You are not crazy. I was thinking about something like this. My idea was to make a windowing system with openGL as the rendering system. Here is the key:
Forget X

Trying to maintain legacy with X would be nightmare. The simple fact is all relevant apps on X use a toolkit. Simply port the toolkit to our new windowing system, and *boom* lots quality apps.
What toolkit would this be? ever here of QT? KDE is based off of it, and it already cross platform (renders to X and win32 and embedded systems).
I believe that a windowing system should have 1 toolkit anyway.

If you or anybody is interested in this, email me... it would be pretty fun...

-Jess

harves
09-06-2000, 05:13 PM
onyX: I think this is how most of free software gets developed - people have their day jobs but do what they really like to at night. http://www.opengl.org/discussion_boards/ubb/smile.gif Hope you score something like the Linux IPOs, or get employed by a company interested in what you do.

jesseAd: My idea was to create something similar to X in that it has:
- windows
- fonts (via GLC)
- some bitmap management
- remotely accessible (via GLS)
- architecture independent
- widget-toolkit independent

That way, we tie ourselves to OpenGL only, rather than a combination of toolkit and OpenGL. What you should be able to do is rewrite the Qt code which is dependent on X to use this OpenGL Server instead. If you abstract things well enough (by making widget-makers call the OpenGL api), you should be able to make local clients access the server more directly, speeding up gfx, and effectively making QT render using OpenGL. I'd like to port GTK+ myself.

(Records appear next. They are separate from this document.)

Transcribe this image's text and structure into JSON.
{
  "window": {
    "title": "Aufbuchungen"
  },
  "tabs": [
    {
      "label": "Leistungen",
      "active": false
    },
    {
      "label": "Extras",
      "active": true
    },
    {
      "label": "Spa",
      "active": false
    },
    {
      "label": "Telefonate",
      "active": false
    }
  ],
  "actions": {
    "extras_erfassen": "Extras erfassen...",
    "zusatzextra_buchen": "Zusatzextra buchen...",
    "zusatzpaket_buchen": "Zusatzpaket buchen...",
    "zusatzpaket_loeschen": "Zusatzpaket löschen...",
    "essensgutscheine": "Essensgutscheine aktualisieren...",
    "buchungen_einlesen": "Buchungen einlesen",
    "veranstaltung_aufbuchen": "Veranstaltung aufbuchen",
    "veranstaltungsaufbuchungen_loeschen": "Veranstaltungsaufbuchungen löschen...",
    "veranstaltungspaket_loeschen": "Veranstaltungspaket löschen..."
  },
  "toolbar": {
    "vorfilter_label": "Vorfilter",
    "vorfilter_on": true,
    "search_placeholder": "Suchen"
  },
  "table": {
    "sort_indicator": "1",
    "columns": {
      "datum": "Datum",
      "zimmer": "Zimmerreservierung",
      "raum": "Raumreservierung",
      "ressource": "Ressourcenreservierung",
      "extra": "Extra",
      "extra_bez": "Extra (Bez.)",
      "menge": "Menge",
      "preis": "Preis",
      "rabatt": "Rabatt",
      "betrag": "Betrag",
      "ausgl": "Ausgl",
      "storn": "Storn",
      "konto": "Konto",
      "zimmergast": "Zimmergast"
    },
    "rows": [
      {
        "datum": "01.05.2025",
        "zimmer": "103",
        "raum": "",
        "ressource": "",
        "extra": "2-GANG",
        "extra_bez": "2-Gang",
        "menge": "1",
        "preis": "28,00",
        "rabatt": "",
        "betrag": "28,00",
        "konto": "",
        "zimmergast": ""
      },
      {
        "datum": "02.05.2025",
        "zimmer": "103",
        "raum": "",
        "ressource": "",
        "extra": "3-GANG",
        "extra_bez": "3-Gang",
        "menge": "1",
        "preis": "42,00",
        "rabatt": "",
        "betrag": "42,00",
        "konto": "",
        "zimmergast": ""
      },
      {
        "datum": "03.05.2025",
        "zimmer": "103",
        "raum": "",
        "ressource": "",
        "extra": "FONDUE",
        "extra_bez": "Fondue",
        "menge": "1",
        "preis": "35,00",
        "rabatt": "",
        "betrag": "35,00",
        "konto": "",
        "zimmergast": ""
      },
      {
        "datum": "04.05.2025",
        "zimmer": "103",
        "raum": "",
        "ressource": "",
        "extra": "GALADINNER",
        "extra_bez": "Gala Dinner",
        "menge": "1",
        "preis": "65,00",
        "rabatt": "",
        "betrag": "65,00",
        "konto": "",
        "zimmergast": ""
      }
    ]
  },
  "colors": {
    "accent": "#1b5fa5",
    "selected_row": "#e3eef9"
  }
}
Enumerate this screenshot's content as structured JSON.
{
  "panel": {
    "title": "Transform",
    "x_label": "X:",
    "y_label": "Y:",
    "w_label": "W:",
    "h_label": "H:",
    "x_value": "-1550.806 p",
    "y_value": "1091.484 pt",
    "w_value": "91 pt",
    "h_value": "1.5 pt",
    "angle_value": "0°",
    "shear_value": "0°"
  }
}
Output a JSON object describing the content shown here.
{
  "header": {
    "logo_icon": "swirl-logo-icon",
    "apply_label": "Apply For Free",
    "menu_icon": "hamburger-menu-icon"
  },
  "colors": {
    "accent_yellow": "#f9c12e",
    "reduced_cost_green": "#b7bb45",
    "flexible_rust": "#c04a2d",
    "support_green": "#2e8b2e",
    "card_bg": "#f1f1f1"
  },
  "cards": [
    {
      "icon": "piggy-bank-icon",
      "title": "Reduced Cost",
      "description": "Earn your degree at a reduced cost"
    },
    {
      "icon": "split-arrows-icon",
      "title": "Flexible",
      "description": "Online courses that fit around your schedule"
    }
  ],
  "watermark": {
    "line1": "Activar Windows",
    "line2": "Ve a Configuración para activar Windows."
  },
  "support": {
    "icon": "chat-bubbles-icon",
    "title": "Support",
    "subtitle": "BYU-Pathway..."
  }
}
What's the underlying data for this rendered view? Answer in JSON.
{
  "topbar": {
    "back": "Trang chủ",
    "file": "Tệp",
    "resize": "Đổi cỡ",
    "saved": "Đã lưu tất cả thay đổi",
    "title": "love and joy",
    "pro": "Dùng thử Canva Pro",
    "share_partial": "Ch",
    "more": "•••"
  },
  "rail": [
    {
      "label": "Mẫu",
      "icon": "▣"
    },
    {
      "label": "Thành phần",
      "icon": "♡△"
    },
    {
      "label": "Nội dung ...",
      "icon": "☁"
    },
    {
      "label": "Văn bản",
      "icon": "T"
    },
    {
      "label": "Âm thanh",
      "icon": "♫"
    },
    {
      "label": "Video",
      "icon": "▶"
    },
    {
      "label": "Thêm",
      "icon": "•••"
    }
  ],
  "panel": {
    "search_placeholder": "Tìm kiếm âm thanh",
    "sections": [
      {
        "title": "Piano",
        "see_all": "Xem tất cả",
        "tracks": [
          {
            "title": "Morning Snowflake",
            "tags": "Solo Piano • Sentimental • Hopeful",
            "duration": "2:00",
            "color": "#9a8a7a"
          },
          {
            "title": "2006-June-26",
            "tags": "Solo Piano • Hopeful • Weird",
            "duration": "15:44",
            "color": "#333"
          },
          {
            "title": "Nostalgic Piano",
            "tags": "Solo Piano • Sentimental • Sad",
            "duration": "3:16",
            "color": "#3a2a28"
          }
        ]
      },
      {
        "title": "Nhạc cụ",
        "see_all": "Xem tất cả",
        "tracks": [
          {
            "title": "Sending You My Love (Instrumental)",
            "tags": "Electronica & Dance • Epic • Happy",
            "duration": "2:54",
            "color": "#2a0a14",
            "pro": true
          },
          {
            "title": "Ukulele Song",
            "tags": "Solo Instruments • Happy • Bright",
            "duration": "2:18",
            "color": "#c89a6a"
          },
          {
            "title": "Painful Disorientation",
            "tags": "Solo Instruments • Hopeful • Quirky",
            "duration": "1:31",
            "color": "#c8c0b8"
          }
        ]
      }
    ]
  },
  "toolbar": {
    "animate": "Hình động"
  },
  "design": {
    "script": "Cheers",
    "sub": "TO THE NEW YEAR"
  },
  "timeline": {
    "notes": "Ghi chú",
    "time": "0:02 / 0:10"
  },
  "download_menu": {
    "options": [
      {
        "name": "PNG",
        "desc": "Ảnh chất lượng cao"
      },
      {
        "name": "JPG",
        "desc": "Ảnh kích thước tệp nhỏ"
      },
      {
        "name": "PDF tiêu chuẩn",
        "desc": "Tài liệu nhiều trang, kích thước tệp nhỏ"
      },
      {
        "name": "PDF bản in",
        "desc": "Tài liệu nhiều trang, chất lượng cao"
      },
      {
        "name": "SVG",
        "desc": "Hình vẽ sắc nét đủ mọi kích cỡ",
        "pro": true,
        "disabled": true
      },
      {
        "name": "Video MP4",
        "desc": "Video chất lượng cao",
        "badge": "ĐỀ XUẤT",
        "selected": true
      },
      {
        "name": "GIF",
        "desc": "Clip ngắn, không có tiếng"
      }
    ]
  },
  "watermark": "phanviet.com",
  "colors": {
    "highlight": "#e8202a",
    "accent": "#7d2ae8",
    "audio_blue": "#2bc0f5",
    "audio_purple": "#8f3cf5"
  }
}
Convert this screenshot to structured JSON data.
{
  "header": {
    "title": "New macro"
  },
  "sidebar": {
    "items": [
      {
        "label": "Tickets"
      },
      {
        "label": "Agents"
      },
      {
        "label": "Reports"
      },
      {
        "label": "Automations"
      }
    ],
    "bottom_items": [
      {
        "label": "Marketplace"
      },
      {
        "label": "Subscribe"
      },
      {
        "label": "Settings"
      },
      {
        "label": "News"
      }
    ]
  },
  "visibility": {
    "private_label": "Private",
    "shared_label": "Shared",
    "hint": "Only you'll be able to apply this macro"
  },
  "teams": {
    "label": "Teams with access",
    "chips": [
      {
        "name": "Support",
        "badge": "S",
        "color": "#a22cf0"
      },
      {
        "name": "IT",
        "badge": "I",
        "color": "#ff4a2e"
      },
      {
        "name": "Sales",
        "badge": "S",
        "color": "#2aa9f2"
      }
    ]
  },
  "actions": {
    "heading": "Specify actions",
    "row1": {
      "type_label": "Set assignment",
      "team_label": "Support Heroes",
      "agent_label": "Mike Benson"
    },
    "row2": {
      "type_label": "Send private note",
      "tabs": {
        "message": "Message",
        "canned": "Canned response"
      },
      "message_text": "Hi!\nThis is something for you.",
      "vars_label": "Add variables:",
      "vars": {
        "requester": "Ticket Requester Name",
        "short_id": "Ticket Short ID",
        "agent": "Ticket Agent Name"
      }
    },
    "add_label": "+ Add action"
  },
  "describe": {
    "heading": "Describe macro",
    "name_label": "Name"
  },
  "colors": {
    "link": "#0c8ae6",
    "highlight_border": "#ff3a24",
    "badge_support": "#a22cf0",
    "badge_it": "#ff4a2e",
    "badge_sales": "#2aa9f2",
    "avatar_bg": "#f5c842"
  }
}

Also, X compatability shouldn't be TOO hard (it is for me, but shouldn't be for someone else) if we decided on only supporting the funadmental X protocol with practically no extensions. Supporting just the X protocol cuts down on the size of things a lot, as you don't have to worry about all the fancy X/Motif stuff which I believe is all client-side anyway.

Finally, I think the server-side stuff should include audio capabilities, with my own preference being OpenAL (though this isn't really suitable for discussion on an OpenGL bulleting board).

onyXMaster
09-06-2000, 09:44 PM
Anyways, Motif sucks.
It is too slow for capabilities it provide.

DjAttitude
09-15-2000, 01:40 AM
wow!, Imagine, If OpenGL was a driver, 100+ FPS in Windows 2001! http://www.opengl.org/discussion_boards/ubb/tongue.gif

dorbie
09-27-2000, 01:49 AM
This might make the desktop more featureful and faster for some types of advanced things but it wouldn't speed up existing 3D applications.

What you need is a whole new interface paradigm to drive this kind of thing, this is the reason this hasn't happened. Infact it could obviously be done today on existing hardware. Just open a full screen window and get hacking on an OpenGL desktop, window manager etc. in a window (except the window is full screen). You'd get native direct rendering high speen interface without getting rid of the GLX protocol, nobody seems to have done this yet, funny that.

skw|d
09-27-2000, 03:21 AM
X is great, it's an old philosophy, but it still is great. I can't imagine working without it, I run simulations on other machines all the time from my slower PC.

With new gigabit LANs, remote OpenGL applications are very possible. And don't forget about the DRI, it solves many of the issues with rendering OpenGL in X.

/skw|d